··· Dataset excerpts

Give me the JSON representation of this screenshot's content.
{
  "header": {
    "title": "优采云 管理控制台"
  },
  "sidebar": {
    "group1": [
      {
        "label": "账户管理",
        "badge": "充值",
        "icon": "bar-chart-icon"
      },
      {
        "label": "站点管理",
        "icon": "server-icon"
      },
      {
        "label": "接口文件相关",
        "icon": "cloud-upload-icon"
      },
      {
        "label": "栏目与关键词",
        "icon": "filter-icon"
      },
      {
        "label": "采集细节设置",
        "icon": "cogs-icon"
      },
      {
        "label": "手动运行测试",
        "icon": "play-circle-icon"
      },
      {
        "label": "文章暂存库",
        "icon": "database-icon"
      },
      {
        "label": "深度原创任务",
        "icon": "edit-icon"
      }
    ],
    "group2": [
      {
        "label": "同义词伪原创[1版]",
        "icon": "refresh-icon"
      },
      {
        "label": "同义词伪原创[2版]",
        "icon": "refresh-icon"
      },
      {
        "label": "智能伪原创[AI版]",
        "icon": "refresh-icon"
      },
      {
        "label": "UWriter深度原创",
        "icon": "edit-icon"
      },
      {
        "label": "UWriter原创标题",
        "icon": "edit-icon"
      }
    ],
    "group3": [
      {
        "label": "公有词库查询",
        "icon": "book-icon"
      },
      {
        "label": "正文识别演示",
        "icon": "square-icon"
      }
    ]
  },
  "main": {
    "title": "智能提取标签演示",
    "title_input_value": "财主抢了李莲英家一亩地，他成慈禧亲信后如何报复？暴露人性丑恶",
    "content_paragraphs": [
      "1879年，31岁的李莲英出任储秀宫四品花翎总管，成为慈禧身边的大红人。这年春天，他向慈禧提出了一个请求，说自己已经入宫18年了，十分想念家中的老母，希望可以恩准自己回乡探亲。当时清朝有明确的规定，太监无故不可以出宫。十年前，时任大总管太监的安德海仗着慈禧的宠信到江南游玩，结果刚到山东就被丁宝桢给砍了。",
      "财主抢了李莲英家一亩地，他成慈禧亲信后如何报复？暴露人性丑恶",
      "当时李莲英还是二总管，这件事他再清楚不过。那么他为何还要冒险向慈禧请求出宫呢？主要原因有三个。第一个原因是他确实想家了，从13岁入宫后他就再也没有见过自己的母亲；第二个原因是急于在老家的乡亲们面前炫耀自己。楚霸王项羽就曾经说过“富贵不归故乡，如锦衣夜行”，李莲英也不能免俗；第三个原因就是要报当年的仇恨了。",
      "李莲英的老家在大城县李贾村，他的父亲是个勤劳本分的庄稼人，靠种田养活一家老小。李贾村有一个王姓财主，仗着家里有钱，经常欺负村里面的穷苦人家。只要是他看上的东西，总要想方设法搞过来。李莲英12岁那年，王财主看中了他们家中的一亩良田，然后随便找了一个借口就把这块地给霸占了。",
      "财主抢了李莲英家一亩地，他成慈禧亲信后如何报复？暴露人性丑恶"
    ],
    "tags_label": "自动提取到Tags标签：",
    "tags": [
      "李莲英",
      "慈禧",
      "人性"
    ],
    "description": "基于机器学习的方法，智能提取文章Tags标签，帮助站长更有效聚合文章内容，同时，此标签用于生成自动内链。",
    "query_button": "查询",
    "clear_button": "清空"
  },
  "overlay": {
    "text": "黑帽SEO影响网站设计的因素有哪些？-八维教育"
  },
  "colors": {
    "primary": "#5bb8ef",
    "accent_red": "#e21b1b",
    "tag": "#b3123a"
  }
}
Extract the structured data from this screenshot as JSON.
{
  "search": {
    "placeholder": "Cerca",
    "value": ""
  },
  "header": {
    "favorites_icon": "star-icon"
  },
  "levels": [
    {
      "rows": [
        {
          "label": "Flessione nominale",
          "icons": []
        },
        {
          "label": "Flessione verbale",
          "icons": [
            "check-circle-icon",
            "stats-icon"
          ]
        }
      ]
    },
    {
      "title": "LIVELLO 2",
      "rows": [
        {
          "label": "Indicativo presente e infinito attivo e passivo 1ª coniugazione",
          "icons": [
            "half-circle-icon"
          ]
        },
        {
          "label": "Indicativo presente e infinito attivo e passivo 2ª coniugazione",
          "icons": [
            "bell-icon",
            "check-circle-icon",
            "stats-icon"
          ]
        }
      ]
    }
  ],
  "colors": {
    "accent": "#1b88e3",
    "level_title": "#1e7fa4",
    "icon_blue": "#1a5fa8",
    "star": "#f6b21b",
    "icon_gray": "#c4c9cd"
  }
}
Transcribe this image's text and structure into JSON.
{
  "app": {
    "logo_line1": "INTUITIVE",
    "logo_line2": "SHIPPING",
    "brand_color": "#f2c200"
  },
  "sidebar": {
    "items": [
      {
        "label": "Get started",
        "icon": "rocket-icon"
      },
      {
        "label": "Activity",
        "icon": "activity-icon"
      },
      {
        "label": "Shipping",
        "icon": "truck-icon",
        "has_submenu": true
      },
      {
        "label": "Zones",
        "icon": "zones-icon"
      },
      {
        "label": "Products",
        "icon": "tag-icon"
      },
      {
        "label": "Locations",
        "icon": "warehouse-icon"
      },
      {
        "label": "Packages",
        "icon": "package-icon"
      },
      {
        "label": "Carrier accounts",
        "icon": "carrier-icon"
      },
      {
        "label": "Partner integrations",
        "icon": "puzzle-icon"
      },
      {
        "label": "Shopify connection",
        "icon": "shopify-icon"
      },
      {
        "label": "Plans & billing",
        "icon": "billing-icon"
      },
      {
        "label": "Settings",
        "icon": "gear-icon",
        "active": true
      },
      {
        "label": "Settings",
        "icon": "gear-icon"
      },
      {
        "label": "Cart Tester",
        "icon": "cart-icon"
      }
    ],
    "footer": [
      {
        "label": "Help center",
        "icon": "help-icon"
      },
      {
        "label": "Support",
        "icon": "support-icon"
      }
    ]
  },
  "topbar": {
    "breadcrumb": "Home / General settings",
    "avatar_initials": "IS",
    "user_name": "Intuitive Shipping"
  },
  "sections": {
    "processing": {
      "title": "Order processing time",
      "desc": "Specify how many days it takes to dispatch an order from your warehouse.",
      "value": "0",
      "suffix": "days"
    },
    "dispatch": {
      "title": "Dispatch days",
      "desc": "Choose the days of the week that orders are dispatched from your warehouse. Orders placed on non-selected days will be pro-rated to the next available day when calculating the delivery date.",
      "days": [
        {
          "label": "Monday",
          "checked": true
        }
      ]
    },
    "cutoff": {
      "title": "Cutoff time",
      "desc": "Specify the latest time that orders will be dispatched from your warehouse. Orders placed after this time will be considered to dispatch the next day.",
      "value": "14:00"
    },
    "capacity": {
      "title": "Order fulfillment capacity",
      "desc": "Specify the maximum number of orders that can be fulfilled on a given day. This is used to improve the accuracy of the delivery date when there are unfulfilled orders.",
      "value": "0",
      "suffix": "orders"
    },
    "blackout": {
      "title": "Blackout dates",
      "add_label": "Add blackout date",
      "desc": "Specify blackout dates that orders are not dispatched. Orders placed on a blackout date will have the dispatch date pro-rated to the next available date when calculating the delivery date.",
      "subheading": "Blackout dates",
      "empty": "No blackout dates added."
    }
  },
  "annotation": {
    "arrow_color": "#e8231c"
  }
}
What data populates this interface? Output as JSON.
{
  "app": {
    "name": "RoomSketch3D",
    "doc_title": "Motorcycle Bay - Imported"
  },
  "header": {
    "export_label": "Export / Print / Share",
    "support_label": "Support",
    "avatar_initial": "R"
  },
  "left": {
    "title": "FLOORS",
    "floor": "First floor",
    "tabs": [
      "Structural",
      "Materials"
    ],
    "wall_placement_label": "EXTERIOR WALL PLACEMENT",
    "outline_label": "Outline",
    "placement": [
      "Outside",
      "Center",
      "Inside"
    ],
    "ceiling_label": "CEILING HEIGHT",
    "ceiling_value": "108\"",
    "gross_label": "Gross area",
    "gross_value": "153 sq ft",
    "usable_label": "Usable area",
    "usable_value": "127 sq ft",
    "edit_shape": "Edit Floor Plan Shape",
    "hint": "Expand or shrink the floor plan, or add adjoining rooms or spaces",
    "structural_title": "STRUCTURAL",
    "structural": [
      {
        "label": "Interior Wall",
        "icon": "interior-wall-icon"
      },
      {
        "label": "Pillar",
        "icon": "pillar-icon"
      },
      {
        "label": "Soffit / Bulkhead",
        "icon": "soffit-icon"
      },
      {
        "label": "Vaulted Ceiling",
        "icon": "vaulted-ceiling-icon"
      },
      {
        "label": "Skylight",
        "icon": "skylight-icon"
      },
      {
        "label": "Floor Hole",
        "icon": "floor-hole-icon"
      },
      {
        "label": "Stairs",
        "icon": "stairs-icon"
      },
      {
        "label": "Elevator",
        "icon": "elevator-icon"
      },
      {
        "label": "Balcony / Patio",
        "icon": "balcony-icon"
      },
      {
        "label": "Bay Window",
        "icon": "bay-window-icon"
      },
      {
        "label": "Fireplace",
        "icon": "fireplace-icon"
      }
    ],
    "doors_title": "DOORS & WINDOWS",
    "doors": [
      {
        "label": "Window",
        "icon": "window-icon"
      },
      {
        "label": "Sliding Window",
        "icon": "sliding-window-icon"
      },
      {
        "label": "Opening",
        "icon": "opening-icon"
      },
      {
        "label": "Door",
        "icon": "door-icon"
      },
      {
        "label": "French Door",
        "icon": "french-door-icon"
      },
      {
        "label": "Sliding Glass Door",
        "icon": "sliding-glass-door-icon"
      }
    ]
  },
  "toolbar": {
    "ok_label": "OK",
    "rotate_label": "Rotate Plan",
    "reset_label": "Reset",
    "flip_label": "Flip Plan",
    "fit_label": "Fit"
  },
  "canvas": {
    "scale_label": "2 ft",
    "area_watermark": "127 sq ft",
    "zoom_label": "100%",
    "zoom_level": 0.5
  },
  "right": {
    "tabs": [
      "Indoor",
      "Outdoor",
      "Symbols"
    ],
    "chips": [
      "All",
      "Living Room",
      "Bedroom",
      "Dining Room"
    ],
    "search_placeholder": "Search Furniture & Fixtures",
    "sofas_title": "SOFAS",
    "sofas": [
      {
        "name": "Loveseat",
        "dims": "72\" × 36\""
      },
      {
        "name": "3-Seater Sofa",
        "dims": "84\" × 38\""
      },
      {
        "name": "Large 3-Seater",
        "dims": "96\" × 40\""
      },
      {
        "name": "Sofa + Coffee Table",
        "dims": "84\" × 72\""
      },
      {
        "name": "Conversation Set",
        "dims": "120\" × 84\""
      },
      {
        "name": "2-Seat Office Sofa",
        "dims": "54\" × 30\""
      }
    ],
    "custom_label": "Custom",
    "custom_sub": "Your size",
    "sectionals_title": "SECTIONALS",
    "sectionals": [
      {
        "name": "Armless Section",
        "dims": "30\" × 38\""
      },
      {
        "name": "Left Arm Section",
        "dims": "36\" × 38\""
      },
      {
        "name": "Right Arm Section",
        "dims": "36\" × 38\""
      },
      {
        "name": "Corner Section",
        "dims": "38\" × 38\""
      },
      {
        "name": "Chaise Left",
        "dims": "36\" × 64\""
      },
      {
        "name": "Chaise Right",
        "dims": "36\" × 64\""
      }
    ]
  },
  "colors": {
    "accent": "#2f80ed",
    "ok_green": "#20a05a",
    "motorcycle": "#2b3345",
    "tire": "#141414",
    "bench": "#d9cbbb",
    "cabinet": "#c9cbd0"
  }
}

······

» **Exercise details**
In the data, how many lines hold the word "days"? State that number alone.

» **Exercise solution**
5